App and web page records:
____________________

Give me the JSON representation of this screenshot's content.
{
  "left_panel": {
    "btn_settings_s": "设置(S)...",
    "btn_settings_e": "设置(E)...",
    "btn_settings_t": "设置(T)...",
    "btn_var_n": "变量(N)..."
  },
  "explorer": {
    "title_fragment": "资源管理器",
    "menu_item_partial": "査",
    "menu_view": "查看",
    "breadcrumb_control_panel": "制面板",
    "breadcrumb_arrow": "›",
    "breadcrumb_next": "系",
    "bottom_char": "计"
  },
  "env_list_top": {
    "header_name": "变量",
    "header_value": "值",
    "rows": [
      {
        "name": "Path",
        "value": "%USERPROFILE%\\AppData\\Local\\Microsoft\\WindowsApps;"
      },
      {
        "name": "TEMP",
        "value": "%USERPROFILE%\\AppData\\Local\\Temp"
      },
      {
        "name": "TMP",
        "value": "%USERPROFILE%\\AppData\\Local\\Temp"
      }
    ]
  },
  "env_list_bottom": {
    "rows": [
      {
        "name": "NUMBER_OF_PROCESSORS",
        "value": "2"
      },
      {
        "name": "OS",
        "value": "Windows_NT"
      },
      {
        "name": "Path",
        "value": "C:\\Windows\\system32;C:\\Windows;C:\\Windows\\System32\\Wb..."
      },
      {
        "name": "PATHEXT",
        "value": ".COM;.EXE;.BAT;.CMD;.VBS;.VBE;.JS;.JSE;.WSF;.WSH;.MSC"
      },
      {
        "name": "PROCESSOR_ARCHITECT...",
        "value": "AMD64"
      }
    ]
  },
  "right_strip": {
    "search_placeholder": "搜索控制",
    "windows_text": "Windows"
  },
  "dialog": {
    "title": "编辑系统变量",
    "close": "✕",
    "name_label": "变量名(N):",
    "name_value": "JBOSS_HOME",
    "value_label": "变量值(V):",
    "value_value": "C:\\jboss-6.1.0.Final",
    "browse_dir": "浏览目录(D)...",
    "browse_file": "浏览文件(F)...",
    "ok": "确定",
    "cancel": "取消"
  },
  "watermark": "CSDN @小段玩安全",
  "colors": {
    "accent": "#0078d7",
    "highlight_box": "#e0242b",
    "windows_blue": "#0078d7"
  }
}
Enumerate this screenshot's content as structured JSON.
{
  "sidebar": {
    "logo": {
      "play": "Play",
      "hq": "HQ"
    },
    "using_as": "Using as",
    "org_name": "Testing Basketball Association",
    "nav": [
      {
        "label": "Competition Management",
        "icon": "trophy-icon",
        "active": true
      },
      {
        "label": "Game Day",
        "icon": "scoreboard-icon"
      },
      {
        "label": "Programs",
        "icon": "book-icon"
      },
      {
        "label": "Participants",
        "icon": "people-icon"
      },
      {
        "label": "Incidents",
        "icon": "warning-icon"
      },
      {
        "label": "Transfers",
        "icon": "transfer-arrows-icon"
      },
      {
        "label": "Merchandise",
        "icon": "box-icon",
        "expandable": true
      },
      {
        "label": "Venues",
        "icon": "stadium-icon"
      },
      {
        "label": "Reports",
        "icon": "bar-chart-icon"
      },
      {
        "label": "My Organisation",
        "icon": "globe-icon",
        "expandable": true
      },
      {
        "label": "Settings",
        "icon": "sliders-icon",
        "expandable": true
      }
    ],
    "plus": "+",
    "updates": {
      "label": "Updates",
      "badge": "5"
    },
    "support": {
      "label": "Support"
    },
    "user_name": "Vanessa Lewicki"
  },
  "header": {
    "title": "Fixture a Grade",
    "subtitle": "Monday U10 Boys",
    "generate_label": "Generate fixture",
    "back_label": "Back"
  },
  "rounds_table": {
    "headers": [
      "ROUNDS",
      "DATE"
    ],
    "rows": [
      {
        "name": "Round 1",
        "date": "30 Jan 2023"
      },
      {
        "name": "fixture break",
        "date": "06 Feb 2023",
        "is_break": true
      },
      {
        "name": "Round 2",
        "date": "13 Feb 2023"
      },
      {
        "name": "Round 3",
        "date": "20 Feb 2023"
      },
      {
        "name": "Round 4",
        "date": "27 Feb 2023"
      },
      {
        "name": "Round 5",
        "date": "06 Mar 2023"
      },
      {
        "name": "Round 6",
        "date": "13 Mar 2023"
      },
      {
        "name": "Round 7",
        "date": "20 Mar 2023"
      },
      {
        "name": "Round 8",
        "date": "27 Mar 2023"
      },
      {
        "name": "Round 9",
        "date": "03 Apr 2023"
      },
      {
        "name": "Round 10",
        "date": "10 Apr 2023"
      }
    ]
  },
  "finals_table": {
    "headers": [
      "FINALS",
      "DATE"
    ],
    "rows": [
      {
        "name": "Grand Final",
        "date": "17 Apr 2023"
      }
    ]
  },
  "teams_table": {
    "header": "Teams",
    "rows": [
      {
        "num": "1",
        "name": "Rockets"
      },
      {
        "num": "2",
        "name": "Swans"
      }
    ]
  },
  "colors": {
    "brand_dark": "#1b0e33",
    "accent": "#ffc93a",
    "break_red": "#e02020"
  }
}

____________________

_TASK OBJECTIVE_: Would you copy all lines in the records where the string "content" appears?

_SOLUTION FOR THIS TASK_:
Give me the JSON representation of this screenshot's content.
Enumerate this screenshot's content as structured JSON.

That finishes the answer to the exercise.